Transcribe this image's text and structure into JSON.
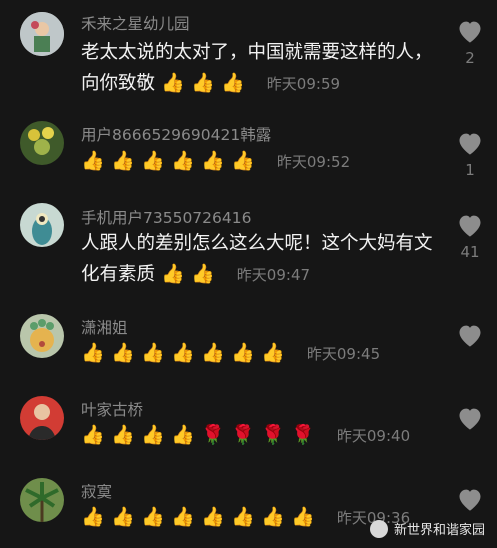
{
  "comments": [
    {
      "username": "禾来之星幼儿园",
      "text": "老太太说的太对了，中国就需要这样的人，向你致敬",
      "emoji_count": 3,
      "emoji": "👍",
      "time": "昨天09:59",
      "likes": "2",
      "avatar": "kid-icon"
    },
    {
      "username": "用户8666529690421韩露",
      "text": "",
      "emoji_count": 6,
      "emoji": "👍",
      "time": "昨天09:52",
      "likes": "1",
      "avatar": "flower-icon"
    },
    {
      "username": "手机用户73550726416",
      "text": "人跟人的差别怎么这么大呢！这个大妈有文化有素质",
      "emoji_count": 2,
      "emoji": "👍",
      "time": "昨天09:47",
      "likes": "41",
      "avatar": "alien-icon"
    },
    {
      "username": "潇湘姐",
      "text": "",
      "emoji_count": 7,
      "emoji": "👍",
      "time": "昨天09:45",
      "likes": "",
      "avatar": "monster-icon"
    },
    {
      "username": "叶家古桥",
      "text": "",
      "emoji_count": 4,
      "emoji": "👍",
      "rose_count": 4,
      "time": "昨天09:40",
      "likes": "",
      "avatar": "man-icon"
    },
    {
      "username": "寂寞",
      "text": "",
      "emoji_count": 8,
      "emoji": "👍",
      "time": "昨天09:36",
      "likes": "",
      "avatar": "palm-icon"
    }
  ],
  "watermark": "新世界和谐家园",
  "colors": {
    "background": "#161616",
    "username": "#8a8a8a",
    "time": "#7c7c7c"
  }
}
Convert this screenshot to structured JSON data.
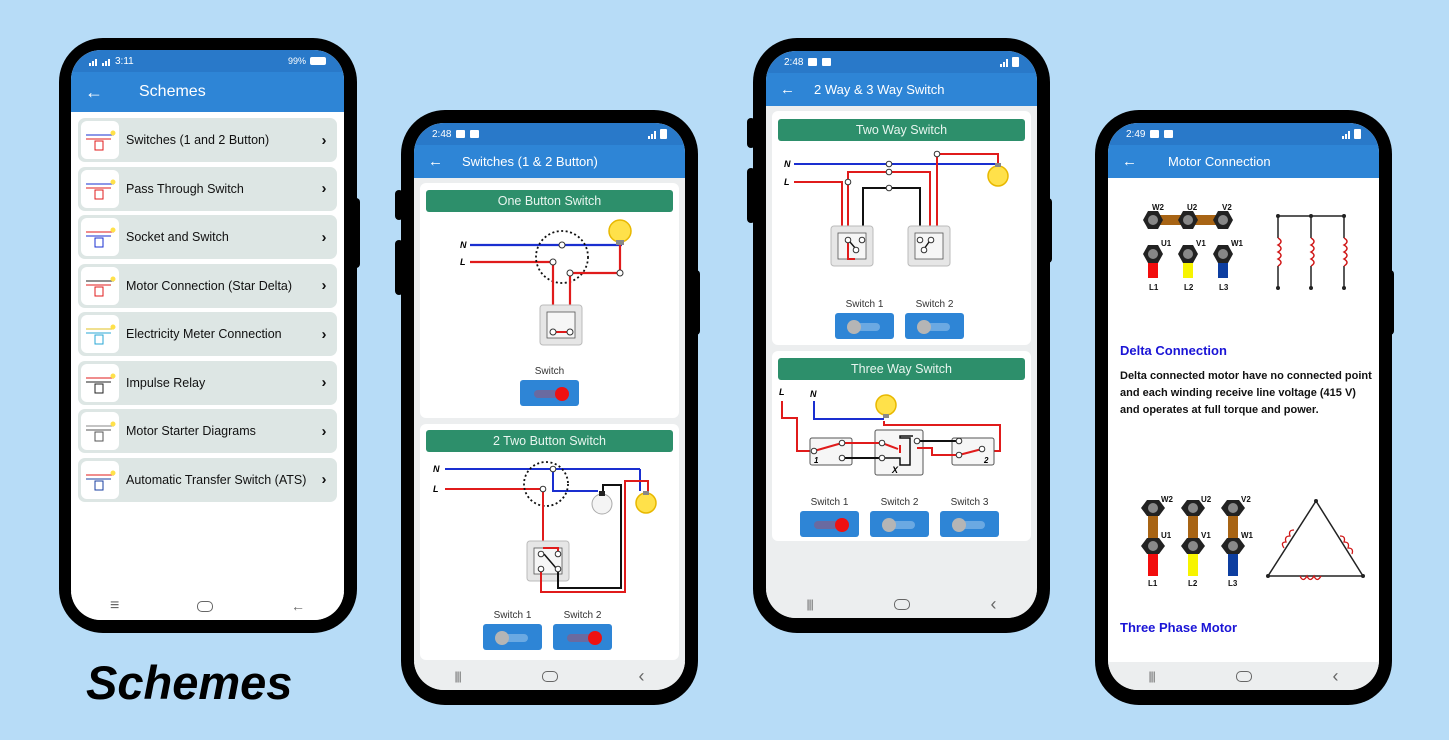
{
  "colors": {
    "background": "#b7dcf7",
    "appbar": "#2e85d6",
    "statusbar": "#2979c9",
    "card_header": "#2d8f6b",
    "list_item": "#dde6e4",
    "toggle_on": "#ee1111",
    "heading_blue": "#1a14d6",
    "wire_live": "#e01b1b",
    "wire_neutral": "#1a2fd0"
  },
  "caption": "Schemes",
  "phone1": {
    "status": {
      "time": "3:11",
      "signal_1": "4G",
      "signal_2": "3G",
      "battery": "99%"
    },
    "appbar": {
      "back_icon": "arrow-left-icon",
      "title": "Schemes"
    },
    "items": [
      {
        "label": "Switches (1 and 2 Button)",
        "icon": "switch-diagram-thumb"
      },
      {
        "label": "Pass Through Switch",
        "icon": "pass-through-thumb"
      },
      {
        "label": "Socket and Switch",
        "icon": "socket-thumb"
      },
      {
        "label": "Motor Connection (Star Delta)",
        "icon": "motor-thumb"
      },
      {
        "label": "Electricity Meter Connection",
        "icon": "meter-thumb"
      },
      {
        "label": "Impulse Relay",
        "icon": "relay-thumb"
      },
      {
        "label": "Motor Starter Diagrams",
        "icon": "starter-thumb"
      },
      {
        "label": "Automatic Transfer Switch (ATS)",
        "icon": "ats-thumb"
      }
    ],
    "chevron": "›"
  },
  "phone2": {
    "status": {
      "time": "2:48"
    },
    "appbar": {
      "back_icon": "arrow-left-icon",
      "title": "Switches (1 & 2 Button)"
    },
    "cards": [
      {
        "header": "One Button Switch",
        "wire_labels": [
          "N",
          "L"
        ],
        "switches": [
          {
            "label": "Switch",
            "on": true
          }
        ]
      },
      {
        "header": "2 Two Button Switch",
        "wire_labels": [
          "N",
          "L"
        ],
        "switches": [
          {
            "label": "Switch 1",
            "on": false
          },
          {
            "label": "Switch 2",
            "on": true
          }
        ]
      }
    ]
  },
  "phone3": {
    "status": {
      "time": "2:48"
    },
    "appbar": {
      "back_icon": "arrow-left-icon",
      "title": "2 Way & 3 Way Switch"
    },
    "cards": [
      {
        "header": "Two Way Switch",
        "wire_labels": [
          "N",
          "L"
        ],
        "switches": [
          {
            "label": "Switch 1",
            "on": false
          },
          {
            "label": "Switch 2",
            "on": false
          }
        ]
      },
      {
        "header": "Three Way Switch",
        "wire_labels": [
          "L",
          "N"
        ],
        "diagram_labels": [
          "1",
          "X",
          "2"
        ],
        "switches": [
          {
            "label": "Switch 1",
            "on": true
          },
          {
            "label": "Switch 2",
            "on": false
          },
          {
            "label": "Switch 3",
            "on": false
          }
        ]
      }
    ]
  },
  "phone4": {
    "status": {
      "time": "2:49"
    },
    "appbar": {
      "back_icon": "arrow-left-icon",
      "title": "Motor Connection"
    },
    "terminal_labels": {
      "top": [
        "W2",
        "U2",
        "V2"
      ],
      "mid": [
        "U1",
        "V1",
        "W1"
      ],
      "lines": [
        "L1",
        "L2",
        "L3"
      ]
    },
    "sections": [
      {
        "heading": "Delta Connection",
        "text": "Delta connected motor have no connected point and each winding receive line voltage (415 V) and operates at full torque and power."
      },
      {
        "heading": "Three Phase Motor"
      }
    ]
  },
  "nav": {
    "recent": "|||",
    "back": "‹",
    "back_arrow": "←"
  }
}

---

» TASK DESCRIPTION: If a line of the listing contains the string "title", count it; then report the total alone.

» OUTPUT BELOW: 4